DIRECTIONS —
Type out every line of the data again, exactly.
....
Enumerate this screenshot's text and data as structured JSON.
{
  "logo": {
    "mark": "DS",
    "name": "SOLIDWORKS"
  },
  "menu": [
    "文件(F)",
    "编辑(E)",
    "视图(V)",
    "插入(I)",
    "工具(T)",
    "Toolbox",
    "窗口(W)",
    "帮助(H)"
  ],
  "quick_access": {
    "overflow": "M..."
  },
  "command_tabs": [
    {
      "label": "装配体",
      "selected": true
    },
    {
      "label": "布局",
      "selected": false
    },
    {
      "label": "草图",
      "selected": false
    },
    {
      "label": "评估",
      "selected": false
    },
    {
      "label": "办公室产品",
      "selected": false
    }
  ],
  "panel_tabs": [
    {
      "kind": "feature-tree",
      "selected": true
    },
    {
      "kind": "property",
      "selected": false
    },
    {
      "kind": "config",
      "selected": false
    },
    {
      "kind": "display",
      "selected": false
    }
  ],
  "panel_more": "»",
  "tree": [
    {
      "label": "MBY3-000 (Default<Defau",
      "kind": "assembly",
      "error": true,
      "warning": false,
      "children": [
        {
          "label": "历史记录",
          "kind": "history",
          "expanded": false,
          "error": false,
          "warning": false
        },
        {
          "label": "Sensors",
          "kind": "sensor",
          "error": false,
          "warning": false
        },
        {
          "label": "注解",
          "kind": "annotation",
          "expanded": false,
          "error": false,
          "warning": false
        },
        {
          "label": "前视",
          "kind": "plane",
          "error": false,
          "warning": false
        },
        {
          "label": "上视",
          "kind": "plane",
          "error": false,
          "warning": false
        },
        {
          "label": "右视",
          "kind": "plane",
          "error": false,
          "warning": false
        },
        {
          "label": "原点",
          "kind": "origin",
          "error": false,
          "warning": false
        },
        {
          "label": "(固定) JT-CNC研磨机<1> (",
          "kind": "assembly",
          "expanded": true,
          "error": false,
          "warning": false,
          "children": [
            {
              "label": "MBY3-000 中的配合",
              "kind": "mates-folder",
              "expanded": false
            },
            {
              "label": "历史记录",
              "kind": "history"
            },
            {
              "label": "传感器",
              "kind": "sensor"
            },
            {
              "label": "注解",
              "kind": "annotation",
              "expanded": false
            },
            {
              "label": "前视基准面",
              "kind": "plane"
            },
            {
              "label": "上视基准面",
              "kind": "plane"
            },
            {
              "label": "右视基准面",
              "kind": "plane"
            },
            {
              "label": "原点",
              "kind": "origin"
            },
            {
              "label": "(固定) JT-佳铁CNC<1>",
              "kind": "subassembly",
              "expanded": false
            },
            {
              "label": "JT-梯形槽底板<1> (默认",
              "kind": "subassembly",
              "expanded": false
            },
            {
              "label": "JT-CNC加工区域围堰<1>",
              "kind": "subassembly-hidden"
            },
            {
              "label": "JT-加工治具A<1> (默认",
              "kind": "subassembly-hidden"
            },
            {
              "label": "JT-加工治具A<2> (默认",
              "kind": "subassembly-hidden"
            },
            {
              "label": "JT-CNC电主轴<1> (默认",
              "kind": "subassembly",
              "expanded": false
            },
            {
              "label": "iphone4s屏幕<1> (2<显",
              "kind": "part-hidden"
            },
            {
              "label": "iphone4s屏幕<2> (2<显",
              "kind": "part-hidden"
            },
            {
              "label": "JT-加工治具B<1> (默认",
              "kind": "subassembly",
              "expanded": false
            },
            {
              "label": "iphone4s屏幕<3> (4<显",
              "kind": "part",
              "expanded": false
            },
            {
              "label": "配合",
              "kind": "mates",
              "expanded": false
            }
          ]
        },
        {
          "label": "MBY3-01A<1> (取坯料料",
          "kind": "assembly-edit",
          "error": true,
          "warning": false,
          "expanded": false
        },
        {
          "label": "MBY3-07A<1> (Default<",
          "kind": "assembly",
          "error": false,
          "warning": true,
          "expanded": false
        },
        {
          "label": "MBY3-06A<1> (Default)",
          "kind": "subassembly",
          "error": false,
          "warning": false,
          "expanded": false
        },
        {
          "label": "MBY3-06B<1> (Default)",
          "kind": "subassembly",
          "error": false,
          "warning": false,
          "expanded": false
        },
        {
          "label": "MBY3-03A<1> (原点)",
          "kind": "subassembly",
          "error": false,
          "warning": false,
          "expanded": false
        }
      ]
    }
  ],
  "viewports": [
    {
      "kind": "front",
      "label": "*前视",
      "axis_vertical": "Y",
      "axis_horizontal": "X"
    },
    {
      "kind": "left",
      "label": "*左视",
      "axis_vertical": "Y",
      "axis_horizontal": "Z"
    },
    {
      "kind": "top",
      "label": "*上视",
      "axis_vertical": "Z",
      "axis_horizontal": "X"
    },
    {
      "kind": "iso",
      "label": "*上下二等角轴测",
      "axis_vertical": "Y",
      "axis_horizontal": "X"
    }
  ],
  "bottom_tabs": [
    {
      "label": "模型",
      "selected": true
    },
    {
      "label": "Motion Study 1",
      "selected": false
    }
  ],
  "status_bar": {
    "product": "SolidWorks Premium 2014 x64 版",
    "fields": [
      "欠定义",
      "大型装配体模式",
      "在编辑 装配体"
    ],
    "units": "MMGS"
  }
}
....
RESULT OF THIS TASK —
Enumerate this screenshot's text and data as structured JSON.
{
  "logo": {
    "mark": "DS",
    "name": "SOLIDWORKS"
  },
  "menu": [
    "文件(F)",
    "编辑(E)",
    "视图(V)",
    "插入(I)",
    "工具(T)",
    "Toolbox",
    "窗口(W)",
    "帮助(H)"
  ],
  "quick_access": {
    "overflow": "M..."
  },
  "command_tabs": [
    {
      "label": "装配体",
      "selected": true
    },
    {
      "label": "布局",
      "selected": false
    },
    {
      "label": "草图",
      "selected": false
    },
    {
      "label": "评估",
      "selected": false
    },
    {
      "label": "办公室产品",
      "selected": false
    }
  ],
  "panel_tabs": [
    {
      "kind": "feature-tree",
      "selected": true
    },
    {
      "kind": "property",
      "selected": false
    },
    {
      "kind": "config",
      "selected": false
    },
    {
      "kind": "display",
      "selected": false
    }
  ],
  "panel_more": "»",
  "tree": [
    {
      "label": "MBY3-000 (Default<Defau",
      "kind": "assembly",
      "error": true,
      "warning": false,
      "children": [
        {
          "label": "历史记录",
          "kind": "history",
          "expanded": false,
          "error": false,
          "warning": false
        },
        {
          "label": "Sensors",
          "kind": "sensor",
          "error": false,
          "warning": false
        },
        {
          "label": "注解",
          "kind": "annotation",
          "expanded": false,
          "error": false,
          "warning": false
        },
        {
          "label": "前视",
          "kind": "plane",
          "error": false,
          "warning": false
        },
        {
          "label": "上视",
          "kind": "plane",
          "error": false,
          "warning": false
        },
        {
          "label": "右视",
          "kind": "plane",
          "error": false,
          "warning": false
        },
        {
          "label": "原点",
          "kind": "origin",
          "error": false,
          "warning": false
        },
        {
          "label": "(固定) JT-CNC研磨机<1> (",
          "kind": "assembly",
          "expanded": true,
          "error": false,
          "warning": false,
          "children": [
            {
              "label": "MBY3-000 中的配合",
              "kind": "mates-folder",
              "expanded": false
            },
            {
              "label": "历史记录",
              "kind": "history"
            },
            {
              "label": "传感器",
              "kind": "sensor"
            },
            {
              "label": "注解",
              "kind": "annotation",
              "expanded": false
            },
            {
              "label": "前视基准面",
              "kind": "plane"
            },
            {
              "label": "上视基准面",
              "kind": "plane"
            },
            {
              "label": "右视基准面",
              "kind": "plane"
            },
            {
              "label": "原点",
              "kind": "origin"
            },
            {
              "label": "(固定) JT-佳铁CNC<1>",
              "kind": "subassembly",
              "expanded": false
            },
            {
              "label": "JT-梯形槽底板<1> (默认",
              "kind": "subassembly",
              "expanded": false
            },
            {
              "label": "JT-CNC加工区域围堰<1>",
              "kind": "subassembly-hidden"
            },
            {
              "label": "JT-加工治具A<1> (默认",
              "kind": "subassembly-hidden"
            },
            {
              "label": "JT-加工治具A<2> (默认",
              "kind": "subassembly-hidden"
            },
            {
              "label": "JT-CNC电主轴<1> (默认",
              "kind": "subassembly",
              "expanded": false
            },
            {
              "label": "iphone4s屏幕<1> (2<显",
              "kind": "part-hidden"
            },
            {
              "label": "iphone4s屏幕<2> (2<显",
              "kind": "part-hidden"
            },
            {
              "label": "JT-加工治具B<1> (默认",
              "kind": "subassembly",
              "expanded": false
            },
            {
              "label": "iphone4s屏幕<3> (4<显",
              "kind": "part",
              "expanded": false
            },
            {
              "label": "配合",
              "kind": "mates",
              "expanded": false
            }
          ]
        },
        {
          "label": "MBY3-01A<1> (取坯料料",
          "kind": "assembly-edit",
          "error": true,
          "warning": false,
          "expanded": false
        },
        {
          "label": "MBY3-07A<1> (Default<",
          "kind": "assembly",
          "error": false,
          "warning": true,
          "expanded": false
        },
        {
          "label": "MBY3-06A<1> (Default)",
          "kind": "subassembly",
          "error": false,
          "warning": false,
          "expanded": false
        },
        {
          "label": "MBY3-06B<1> (Default)",
          "kind": "subassembly",
          "error": false,
          "warning": false,
          "expanded": false
        },
        {
          "label": "MBY3-03A<1> (原点)",
          "kind": "subassembly",
          "error": false,
          "warning": false,
          "expanded": false
        }
      ]
    }
  ],
  "viewports": [
    {
      "kind": "front",
      "label": "*前视",
      "axis_vertical": "Y",
      "axis_horizontal": "X"
    },
    {
      "kind": "left",
      "label": "*左视",
      "axis_vertical": "Y",
      "axis_horizontal": "Z"
    },
    {
      "kind": "top",
      "label": "*上视",
      "axis_vertical": "Z",
      "axis_horizontal": "X"
    },
    {
      "kind": "iso",
      "label": "*上下二等角轴测",
      "axis_vertical": "Y",
      "axis_horizontal": "X"
    }
  ],
  "bottom_tabs": [
    {
      "label": "模型",
      "selected": true
    },
    {
      "label": "Motion Study 1",
      "selected": false
    }
  ],
  "status_bar": {
    "product": "SolidWorks Premium 2014 x64 版",
    "fields": [
      "欠定义",
      "大型装配体模式",
      "在编辑 装配体"
    ],
    "units": "MMGS"
  }
}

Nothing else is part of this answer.